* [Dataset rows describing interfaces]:
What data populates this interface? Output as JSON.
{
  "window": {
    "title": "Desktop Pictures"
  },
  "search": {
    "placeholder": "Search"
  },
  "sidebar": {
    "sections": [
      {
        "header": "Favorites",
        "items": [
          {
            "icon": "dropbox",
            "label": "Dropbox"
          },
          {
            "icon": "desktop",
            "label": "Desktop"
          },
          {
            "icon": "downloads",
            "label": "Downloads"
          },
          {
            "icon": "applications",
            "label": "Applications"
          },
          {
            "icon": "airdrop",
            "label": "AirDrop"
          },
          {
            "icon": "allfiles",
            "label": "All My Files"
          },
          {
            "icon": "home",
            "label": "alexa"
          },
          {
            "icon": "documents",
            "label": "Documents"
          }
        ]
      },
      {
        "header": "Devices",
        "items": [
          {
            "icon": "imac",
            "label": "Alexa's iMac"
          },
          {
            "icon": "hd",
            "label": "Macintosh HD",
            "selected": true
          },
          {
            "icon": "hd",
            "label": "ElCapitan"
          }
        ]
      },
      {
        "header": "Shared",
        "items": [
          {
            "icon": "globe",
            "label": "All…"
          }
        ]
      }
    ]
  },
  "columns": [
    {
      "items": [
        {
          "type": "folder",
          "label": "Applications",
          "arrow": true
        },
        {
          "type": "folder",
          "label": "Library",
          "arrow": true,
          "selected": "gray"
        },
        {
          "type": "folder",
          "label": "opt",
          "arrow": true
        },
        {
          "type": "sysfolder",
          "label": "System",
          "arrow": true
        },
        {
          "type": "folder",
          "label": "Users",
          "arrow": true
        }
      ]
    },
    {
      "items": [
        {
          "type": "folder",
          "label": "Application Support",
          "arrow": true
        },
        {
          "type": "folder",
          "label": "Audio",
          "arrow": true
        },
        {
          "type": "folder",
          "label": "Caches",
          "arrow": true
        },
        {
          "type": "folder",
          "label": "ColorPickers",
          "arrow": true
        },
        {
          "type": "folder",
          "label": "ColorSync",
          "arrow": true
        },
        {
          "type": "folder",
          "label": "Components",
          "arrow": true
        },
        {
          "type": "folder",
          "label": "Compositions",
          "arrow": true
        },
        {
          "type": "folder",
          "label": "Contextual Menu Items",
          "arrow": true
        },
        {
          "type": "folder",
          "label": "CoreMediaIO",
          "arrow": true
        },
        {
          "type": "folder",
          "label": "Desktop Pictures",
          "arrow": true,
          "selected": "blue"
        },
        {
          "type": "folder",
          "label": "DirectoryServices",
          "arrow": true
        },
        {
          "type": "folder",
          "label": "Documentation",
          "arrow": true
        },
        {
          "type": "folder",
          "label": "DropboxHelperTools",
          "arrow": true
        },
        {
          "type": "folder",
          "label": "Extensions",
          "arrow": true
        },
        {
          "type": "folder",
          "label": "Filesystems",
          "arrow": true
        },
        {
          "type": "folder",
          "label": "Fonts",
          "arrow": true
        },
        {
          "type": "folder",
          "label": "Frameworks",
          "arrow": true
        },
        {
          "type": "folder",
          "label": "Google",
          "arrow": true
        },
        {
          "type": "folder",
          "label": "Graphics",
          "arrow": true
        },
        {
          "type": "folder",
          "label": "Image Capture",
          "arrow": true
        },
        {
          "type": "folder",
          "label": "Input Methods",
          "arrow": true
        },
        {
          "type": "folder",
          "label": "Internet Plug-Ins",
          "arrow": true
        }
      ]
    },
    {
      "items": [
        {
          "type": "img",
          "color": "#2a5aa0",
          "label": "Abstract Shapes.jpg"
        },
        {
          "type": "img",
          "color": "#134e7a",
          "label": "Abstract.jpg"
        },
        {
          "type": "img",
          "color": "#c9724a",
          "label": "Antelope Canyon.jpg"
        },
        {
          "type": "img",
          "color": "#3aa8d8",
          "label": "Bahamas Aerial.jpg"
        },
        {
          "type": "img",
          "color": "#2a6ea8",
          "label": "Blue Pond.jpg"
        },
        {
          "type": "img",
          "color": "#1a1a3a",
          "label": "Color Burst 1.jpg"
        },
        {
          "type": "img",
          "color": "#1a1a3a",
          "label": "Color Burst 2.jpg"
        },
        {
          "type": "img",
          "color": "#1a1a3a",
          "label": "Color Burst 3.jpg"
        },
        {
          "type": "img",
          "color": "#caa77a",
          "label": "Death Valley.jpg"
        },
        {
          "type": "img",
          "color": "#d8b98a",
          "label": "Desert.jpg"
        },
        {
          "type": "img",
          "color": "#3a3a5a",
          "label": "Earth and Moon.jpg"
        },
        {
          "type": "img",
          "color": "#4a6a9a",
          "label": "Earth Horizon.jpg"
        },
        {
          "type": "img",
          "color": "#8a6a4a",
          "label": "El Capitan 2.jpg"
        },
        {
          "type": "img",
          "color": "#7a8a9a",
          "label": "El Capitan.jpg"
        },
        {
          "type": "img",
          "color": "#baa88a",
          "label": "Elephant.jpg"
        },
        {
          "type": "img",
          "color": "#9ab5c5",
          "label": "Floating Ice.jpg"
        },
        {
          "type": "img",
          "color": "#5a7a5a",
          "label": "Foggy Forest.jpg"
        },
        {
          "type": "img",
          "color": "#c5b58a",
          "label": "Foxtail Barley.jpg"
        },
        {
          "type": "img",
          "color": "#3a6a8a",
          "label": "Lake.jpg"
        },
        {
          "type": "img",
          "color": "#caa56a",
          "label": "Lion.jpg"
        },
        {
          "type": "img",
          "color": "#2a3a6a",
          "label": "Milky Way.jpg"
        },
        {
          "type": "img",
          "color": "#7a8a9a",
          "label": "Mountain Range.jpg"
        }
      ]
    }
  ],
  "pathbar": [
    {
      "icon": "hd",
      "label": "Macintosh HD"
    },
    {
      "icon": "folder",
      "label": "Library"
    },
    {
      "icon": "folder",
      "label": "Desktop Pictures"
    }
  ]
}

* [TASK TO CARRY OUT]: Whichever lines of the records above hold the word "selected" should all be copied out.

* [SOLUTION TO THIS TASK]:
            "selected": true
          "selected": "gray"
          "selected": "blue"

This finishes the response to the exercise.